-- Assignment --
Search the records below for "this" and copy every line it turns up in.

=== Begin Enclosure ===

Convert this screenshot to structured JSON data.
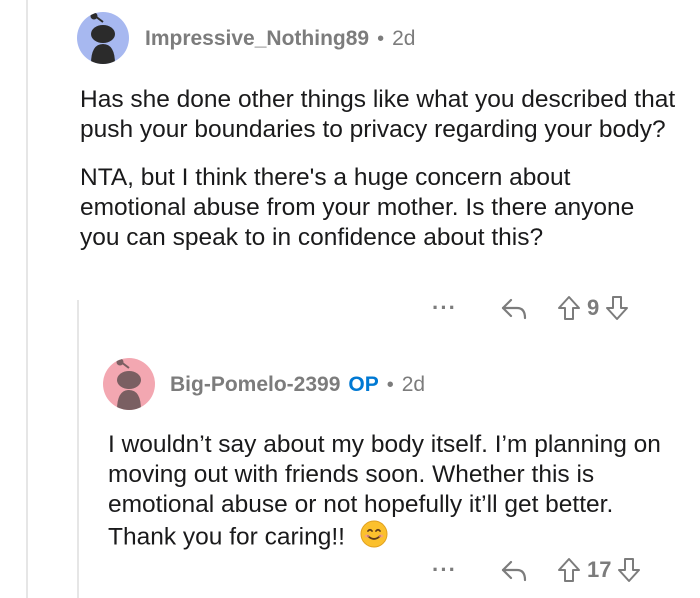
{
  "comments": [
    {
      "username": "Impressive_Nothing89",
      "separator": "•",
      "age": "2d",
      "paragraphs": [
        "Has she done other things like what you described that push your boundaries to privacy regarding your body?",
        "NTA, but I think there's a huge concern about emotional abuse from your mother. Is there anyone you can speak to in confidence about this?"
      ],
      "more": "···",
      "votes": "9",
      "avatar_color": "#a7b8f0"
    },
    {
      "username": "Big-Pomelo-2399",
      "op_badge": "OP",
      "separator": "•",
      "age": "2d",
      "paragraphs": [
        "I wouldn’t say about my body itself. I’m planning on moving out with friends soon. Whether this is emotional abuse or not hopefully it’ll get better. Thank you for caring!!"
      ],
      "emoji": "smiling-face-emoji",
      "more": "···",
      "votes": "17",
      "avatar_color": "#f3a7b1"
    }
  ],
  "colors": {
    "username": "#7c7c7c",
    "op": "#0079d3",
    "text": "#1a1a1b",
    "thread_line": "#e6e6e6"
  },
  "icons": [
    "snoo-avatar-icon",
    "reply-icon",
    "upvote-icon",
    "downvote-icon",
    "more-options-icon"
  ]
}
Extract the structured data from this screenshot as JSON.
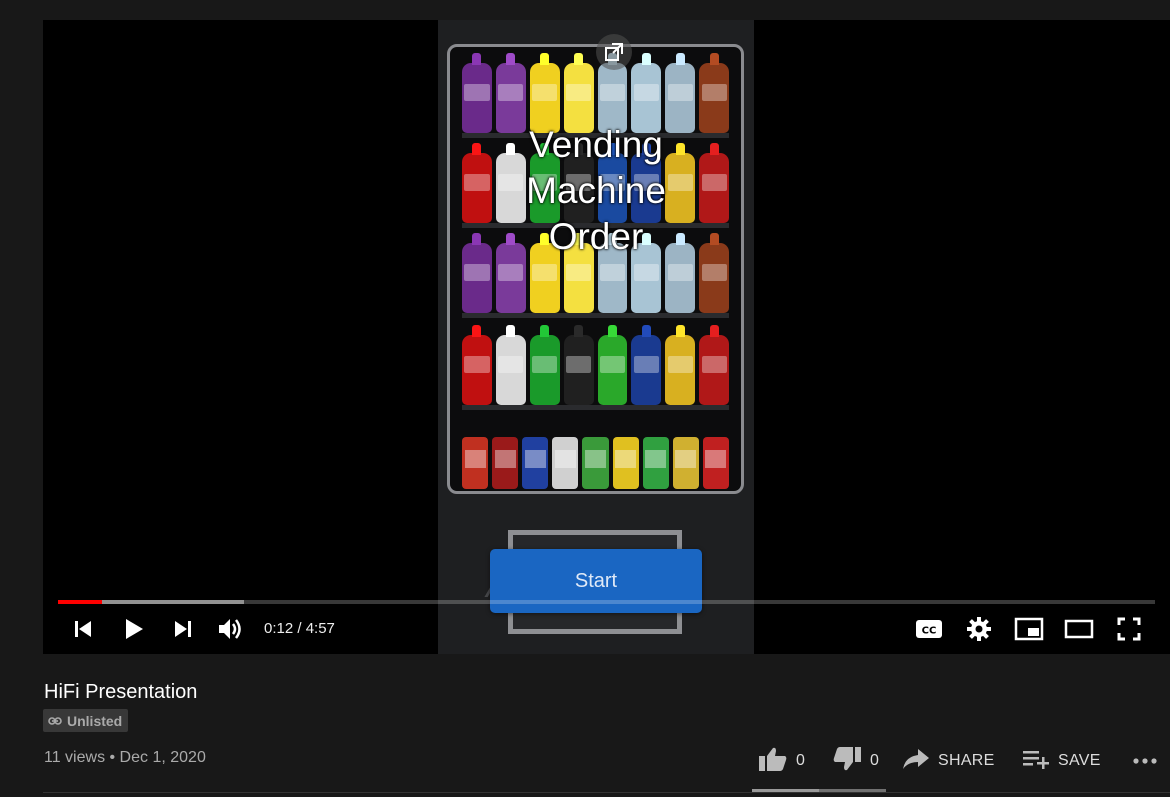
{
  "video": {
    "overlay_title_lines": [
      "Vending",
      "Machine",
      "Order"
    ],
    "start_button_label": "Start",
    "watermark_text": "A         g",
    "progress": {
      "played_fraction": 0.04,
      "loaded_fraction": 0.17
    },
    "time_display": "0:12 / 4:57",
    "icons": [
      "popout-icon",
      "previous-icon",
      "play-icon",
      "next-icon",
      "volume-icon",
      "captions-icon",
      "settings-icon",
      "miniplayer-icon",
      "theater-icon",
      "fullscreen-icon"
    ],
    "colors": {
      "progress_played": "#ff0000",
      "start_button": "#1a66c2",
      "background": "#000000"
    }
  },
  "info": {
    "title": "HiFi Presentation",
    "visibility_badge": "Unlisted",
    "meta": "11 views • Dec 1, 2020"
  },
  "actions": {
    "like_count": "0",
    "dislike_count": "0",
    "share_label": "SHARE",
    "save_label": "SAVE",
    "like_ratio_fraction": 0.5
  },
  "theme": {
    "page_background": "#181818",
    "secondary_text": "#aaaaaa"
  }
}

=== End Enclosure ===
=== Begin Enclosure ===

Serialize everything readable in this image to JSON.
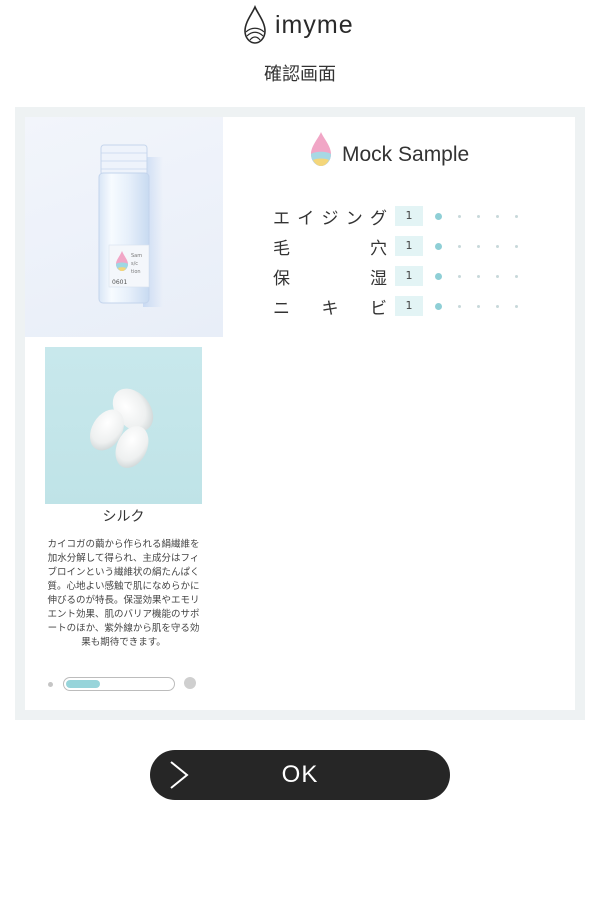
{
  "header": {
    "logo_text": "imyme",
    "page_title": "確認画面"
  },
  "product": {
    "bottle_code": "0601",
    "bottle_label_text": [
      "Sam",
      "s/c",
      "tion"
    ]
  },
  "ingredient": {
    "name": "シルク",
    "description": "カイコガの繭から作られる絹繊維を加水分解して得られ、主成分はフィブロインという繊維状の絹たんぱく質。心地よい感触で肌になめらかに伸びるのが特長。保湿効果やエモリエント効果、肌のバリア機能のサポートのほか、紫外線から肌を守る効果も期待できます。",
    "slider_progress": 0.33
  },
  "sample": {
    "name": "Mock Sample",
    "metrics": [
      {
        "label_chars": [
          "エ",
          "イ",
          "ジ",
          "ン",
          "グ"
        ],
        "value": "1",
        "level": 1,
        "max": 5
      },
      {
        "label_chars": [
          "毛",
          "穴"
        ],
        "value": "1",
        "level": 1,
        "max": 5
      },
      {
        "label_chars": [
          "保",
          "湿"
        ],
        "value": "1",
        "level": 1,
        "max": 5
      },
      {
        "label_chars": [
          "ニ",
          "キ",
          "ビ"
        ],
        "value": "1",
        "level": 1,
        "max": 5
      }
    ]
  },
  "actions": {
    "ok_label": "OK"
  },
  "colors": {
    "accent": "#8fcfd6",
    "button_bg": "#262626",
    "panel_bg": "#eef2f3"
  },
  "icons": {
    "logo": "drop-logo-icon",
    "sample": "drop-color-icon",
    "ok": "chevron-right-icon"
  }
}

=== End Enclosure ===

-- Written response --
Convert this screenshot to structured JSON data.
        "NTA, but I think there's a huge concern about emotional abuse from your mother. Is there anyone you can speak to in confidence about this?"
        "I wouldn’t say about my body itself. I’m planning on moving out with friends soon. Whether this is emotional abuse or not hopefully it’ll get better. Thank you for caring!!"
Extract the structured data from this screenshot as JSON.
Serialize everything readable in this image to JSON.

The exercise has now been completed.